We will not know for sure what they went through until we hear from them. My mind is wandering right now as to what exactly are they doing at this very moment. They are probably still in shock and confused or are thankful just to be alive. Or they are trying to retrieve parts of their houses like the tin roofs that were buffeted by the powerful wind so they don't have to sleep another night without a roof. I am afraid to accept that one of my brothers may have lost his house completely as it was made out of woods and nipa huts only unless there was some Divine intervention from up above. Waiting not knowing what is going on is killing me.
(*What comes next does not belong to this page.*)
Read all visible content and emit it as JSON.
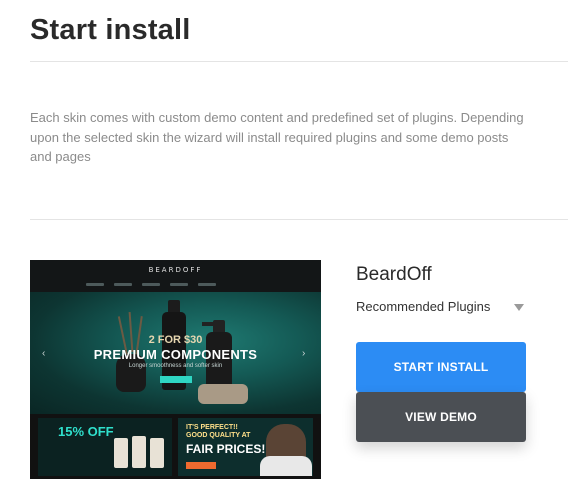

I still remember vividly the aftermath of the monstrous typhoon Sening some 35 plus years ago. My mother tried to recover the rice grains that were washed away into the ditch otherwise we would not have anything to eat. Fortunately, she managed to get some of it but eventually gave up when she became very ill after being exposed to unsanitary condition. She almost died! We were staying on a floor of our house with roof caved in. It surely was a traumatic experience for a little girl like me. However, it was not her time to go just yet so God let her live for another 35 years.

While it offers consolation to know that there were no casualties in the town of Bato, yet, on the other hand, it is saddening to know that 90% of the houses sustained substantial damage. Even strong built houses suffered a beating. All vegetations were strewn all over the ground. Looking at the aerial pictures of the island, Catanduanes, it looks like a war zone. It is an eerie sight to behold! Classes were suspended because school buildings were without roofs. The teachers will likely to give lessons in residential houses like when I was in grade 3.
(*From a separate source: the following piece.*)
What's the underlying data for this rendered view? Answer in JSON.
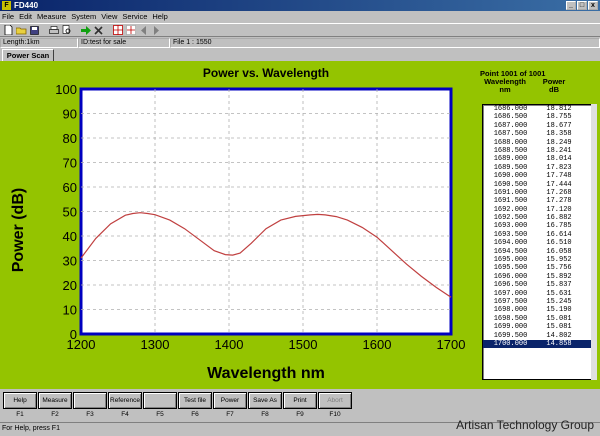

I hope that all Catandunganons and filipinos alike will try to pitch in to help our poor kababayans recoup from these devastation. Every little help counts.